Though President Barack Obama threatened to veto legislation that would make it difficult for Syrian and Iraqi refugees fleeing ISIS to enter the United States, 47 House Democrats broke rank on Nov. 19 and voted in favor of the American Security Against Foreign Enemies Act, making it veto-proof in that portion of Congress.
Conversely, two Republicans voted against the bill, according to records from the Office of the Clerk for the House of Representatives.
Prior to the vote, Obama said at a summit in the Philippines that such legislation would harm some of the most vulnerable.
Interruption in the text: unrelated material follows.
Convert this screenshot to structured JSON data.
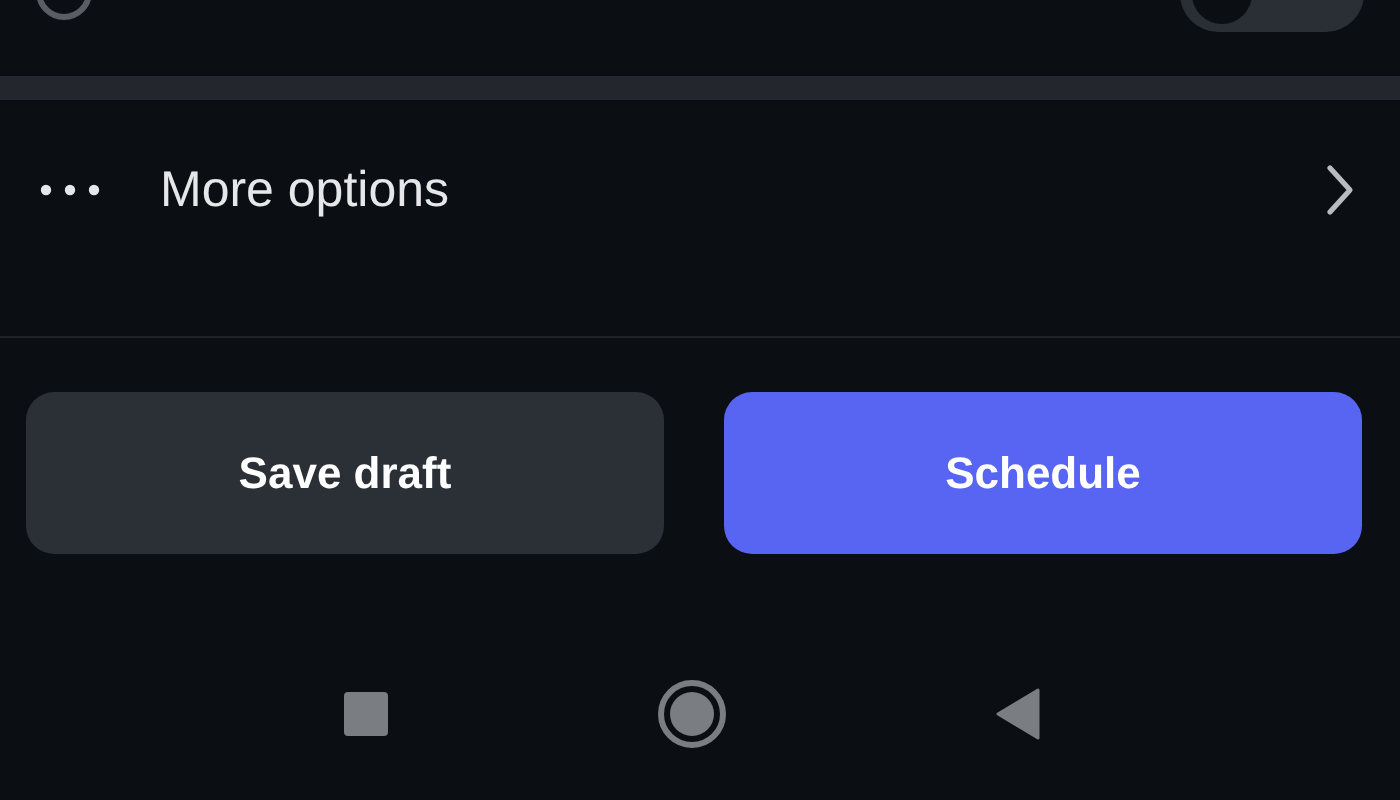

"We are not well served when, in response to a terrorist attack, we descend into fear and panic,” he said, according to CNN. "We don't make good decisions if it's based on hysteria or an exaggeration of risks."
The rapid shift against Syrian refugees, which was an issue originally divided along partisan lines, came after ISIS’s attack on Paris last week, which left more than 100 people dead. After the attack, even top Democrats hesitated to side with the president, The Washington Post reported.
Still, Republicans took the lead on legislation concerning Syrian refugees and criticized Obama’s handling of the issue. House Speaker Paul Ryan told CNN that there were “gaps in this refugee program," adding that "this is urgent. We cannot and should not wait to act, not when our national security is at stake."
Some Democrats defended their decision to abandon party lines by saying that the bill isn’t what most believe.
“I think a lot of us went in with open minds and really wanted to understand the administration’s position on this,” Democratic Rep. Sean Patrick Maloney of New York told Politico. “It is offensive to me that we would stigmatize refugees…but if you read the bill what you find is that you have a pretty simple certification process sitting on top of an existing and extensive screening process that most of us believes works pretty well.”
Maloney did vote for the bill, but it still has to pass the Senate. Minority Leader Harry Reid of Nevada said he won’t let the bill make it to the White House.
“We’ve explained here in some detail [that] the problem is not with refugees," he said Nov. 19. "I haven’t read the House language. I don’t think we’re going to be dealing with it over here.”